- _Work to complete_: The expected response is the full set of records, unchanged.

Web page and app entries
- - - - - - -

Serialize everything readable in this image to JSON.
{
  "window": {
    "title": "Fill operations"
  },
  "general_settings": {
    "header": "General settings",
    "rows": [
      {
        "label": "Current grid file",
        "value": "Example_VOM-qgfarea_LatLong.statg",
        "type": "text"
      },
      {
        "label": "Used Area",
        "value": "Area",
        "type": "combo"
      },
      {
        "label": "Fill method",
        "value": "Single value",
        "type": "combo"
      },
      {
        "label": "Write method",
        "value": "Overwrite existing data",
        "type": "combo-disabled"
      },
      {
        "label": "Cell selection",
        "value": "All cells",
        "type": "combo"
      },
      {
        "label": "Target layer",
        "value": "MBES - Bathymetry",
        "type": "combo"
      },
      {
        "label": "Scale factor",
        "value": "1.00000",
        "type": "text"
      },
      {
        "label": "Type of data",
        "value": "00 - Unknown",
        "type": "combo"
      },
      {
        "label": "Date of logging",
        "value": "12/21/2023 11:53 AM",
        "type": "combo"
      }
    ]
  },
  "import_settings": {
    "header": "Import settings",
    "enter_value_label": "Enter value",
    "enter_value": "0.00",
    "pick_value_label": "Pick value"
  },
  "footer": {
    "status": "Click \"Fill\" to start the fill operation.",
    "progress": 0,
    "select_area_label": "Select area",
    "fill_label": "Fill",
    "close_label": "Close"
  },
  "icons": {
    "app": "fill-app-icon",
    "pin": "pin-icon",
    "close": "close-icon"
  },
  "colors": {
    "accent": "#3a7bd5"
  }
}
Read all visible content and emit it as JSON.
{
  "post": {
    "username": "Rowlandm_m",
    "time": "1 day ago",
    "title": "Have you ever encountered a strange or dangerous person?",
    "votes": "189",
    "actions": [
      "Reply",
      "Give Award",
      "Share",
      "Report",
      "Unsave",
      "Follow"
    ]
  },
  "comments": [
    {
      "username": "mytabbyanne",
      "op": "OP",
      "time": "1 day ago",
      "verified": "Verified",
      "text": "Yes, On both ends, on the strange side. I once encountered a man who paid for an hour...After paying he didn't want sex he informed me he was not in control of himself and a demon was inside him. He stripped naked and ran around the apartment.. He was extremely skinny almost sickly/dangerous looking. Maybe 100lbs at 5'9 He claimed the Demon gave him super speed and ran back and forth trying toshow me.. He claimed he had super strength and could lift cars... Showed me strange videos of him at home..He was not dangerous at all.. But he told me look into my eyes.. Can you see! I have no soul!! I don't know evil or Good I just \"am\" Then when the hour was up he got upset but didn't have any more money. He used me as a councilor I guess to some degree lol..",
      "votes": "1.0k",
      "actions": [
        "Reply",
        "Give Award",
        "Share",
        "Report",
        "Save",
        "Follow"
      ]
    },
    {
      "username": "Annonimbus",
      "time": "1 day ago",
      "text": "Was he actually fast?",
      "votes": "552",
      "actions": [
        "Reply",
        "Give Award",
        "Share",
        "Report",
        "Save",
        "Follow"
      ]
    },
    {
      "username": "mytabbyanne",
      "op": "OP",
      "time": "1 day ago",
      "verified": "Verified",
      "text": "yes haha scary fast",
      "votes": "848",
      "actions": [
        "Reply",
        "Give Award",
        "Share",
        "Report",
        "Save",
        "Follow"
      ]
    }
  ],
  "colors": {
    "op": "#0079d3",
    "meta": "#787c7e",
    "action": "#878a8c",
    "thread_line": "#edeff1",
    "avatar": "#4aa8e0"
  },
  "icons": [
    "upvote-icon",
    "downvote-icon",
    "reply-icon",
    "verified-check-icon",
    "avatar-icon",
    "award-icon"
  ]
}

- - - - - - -

- _Completed exercise_:
Serialize everything readable in this image to JSON.
{
  "window": {
    "title": "Fill operations"
  },
  "general_settings": {
    "header": "General settings",
    "rows": [
      {
        "label": "Current grid file",
        "value": "Example_VOM-qgfarea_LatLong.statg",
        "type": "text"
      },
      {
        "label": "Used Area",
        "value": "Area",
        "type": "combo"
      },
      {
        "label": "Fill method",
        "value": "Single value",
        "type": "combo"
      },
      {
        "label": "Write method",
        "value": "Overwrite existing data",
        "type": "combo-disabled"
      },
      {
        "label": "Cell selection",
        "value": "All cells",
        "type": "combo"
      },
      {
        "label": "Target layer",
        "value": "MBES - Bathymetry",
        "type": "combo"
      },
      {
        "label": "Scale factor",
        "value": "1.00000",
        "type": "text"
      },
      {
        "label": "Type of data",
        "value": "00 - Unknown",
        "type": "combo"
      },
      {
        "label": "Date of logging",
        "value": "12/21/2023 11:53 AM",
        "type": "combo"
      }
    ]
  },
  "import_settings": {
    "header": "Import settings",
    "enter_value_label": "Enter value",
    "enter_value": "0.00",
    "pick_value_label": "Pick value"
  },
  "footer": {
    "status": "Click \"Fill\" to start the fill operation.",
    "progress": 0,
    "select_area_label": "Select area",
    "fill_label": "Fill",
    "close_label": "Close"
  },
  "icons": {
    "app": "fill-app-icon",
    "pin": "pin-icon",
    "close": "close-icon"
  },
  "colors": {
    "accent": "#3a7bd5"
  }
}
Read all visible content and emit it as JSON.
{
  "post": {
    "username": "Rowlandm_m",
    "time": "1 day ago",
    "title": "Have you ever encountered a strange or dangerous person?",
    "votes": "189",
    "actions": [
      "Reply",
      "Give Award",
      "Share",
      "Report",
      "Unsave",
      "Follow"
    ]
  },
  "comments": [
    {
      "username": "mytabbyanne",
      "op": "OP",
      "time": "1 day ago",
      "verified": "Verified",
      "text": "Yes, On both ends, on the strange side. I once encountered a man who paid for an hour...After paying he didn't want sex he informed me he was not in control of himself and a demon was inside him. He stripped naked and ran around the apartment.. He was extremely skinny almost sickly/dangerous looking. Maybe 100lbs at 5'9 He claimed the Demon gave him super speed and ran back and forth trying toshow me.. He claimed he had super strength and could lift cars... Showed me strange videos of him at home..He was not dangerous at all.. But he told me look into my eyes.. Can you see! I have no soul!! I don't know evil or Good I just \"am\" Then when the hour was up he got upset but didn't have any more money. He used me as a councilor I guess to some degree lol..",
      "votes": "1.0k",
      "actions": [
        "Reply",
        "Give Award",
        "Share",
        "Report",
        "Save",
        "Follow"
      ]
    },
    {
      "username": "Annonimbus",
      "time": "1 day ago",
      "text": "Was he actually fast?",
      "votes": "552",
      "actions": [
        "Reply",
        "Give Award",
        "Share",
        "Report",
        "Save",
        "Follow"
      ]
    },
    {
      "username": "mytabbyanne",
      "op": "OP",
      "time": "1 day ago",
      "verified": "Verified",
      "text": "yes haha scary fast",
      "votes": "848",
      "actions": [
        "Reply",
        "Give Award",
        "Share",
        "Report",
        "Save",
        "Follow"
      ]
    }
  ],
  "colors": {
    "op": "#0079d3",
    "meta": "#787c7e",
    "action": "#878a8c",
    "thread_line": "#edeff1",
    "avatar": "#4aa8e0"
  },
  "icons": [
    "upvote-icon",
    "downvote-icon",
    "reply-icon",
    "verified-check-icon",
    "avatar-icon",
    "award-icon"
  ]
}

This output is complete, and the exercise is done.